Several policies to decrease adverse impacts of transportation facilities are analyzed. The primary purposes of the proposed transportation impact zone policy are to improve social and environmental quality, equity (by reducing uncompensated losses), and technical efficiency of transportation (by expanding ameliorative measures available to transportation agencies). Secondary goals are to internalize costs and increase community acceptance of proposed facilites. The proposed policy involves three strategies: (a) regulation, (b) funds for recipients provided they treat adverse impacts, and (c) unrestricted funds for those damaged. Only noise seemed subject to satisfactory regulation--a two-tiered standard with more stringent standards for new facilities than for those existing and with variances across transportation modes depending on cost-effectiveness. Funds for affected recipients, if they ameliorate adverse impacts, provide an incentive for carrying out certain desired activities such as soundproofing, noise barrier construction, neighborhood planning grants, bikeway and pedway construction, and property acquisition. Unrestricted funds for those damaged are most efficient at increasing equity because they can be used for whatever the individual thinks is best.

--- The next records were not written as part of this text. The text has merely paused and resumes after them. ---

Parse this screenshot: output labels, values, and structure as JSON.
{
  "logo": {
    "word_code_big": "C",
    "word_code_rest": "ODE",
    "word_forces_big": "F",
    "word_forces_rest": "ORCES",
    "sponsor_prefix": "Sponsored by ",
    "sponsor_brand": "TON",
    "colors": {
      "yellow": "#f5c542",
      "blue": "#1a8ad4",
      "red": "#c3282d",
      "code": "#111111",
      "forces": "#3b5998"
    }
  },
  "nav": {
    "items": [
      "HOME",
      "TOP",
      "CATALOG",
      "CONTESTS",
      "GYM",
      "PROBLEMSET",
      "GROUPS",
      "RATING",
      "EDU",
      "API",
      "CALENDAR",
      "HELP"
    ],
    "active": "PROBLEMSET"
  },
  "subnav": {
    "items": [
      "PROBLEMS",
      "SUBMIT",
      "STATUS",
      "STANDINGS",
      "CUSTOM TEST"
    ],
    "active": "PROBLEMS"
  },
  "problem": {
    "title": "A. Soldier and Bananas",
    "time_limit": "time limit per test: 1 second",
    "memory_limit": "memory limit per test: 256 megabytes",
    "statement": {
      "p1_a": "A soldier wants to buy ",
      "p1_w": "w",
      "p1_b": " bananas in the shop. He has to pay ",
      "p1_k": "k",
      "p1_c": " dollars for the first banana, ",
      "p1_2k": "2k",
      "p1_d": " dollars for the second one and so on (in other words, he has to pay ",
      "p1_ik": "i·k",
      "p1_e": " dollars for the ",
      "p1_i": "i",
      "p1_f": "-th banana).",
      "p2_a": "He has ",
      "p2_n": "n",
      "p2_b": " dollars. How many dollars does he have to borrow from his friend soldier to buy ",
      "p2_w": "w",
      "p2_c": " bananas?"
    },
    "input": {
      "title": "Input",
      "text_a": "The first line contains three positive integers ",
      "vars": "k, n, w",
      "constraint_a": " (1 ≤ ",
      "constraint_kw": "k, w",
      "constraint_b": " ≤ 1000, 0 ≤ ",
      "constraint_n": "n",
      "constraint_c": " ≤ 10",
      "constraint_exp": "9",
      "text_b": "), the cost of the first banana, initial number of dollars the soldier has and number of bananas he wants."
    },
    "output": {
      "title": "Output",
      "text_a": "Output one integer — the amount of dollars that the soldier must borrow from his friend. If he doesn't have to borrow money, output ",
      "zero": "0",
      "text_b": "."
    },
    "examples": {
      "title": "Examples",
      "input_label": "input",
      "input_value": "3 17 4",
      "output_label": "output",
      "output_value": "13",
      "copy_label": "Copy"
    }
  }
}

These funds would be payments for value losses for residential property, loans for short-term losses to small businesses, and for compensation to municipalities for significant (over 2 percent) losses in their total tax base for impact remedies provided outside the right-of-way.

Media Info

  • Media Type: Print
  • Features: References;
  • Pagination: pp 25-34
  • Monograph Title: Transportation serving community needs
  • Serial:

Subject/Index Terms

Filing Info

  • Accession Number: 00097414
  • Record Type: Publication
  • ISBN: 0309023750
  • Files: TRIS, TRB
  • Created Date: Aug 13 1975 12:00AM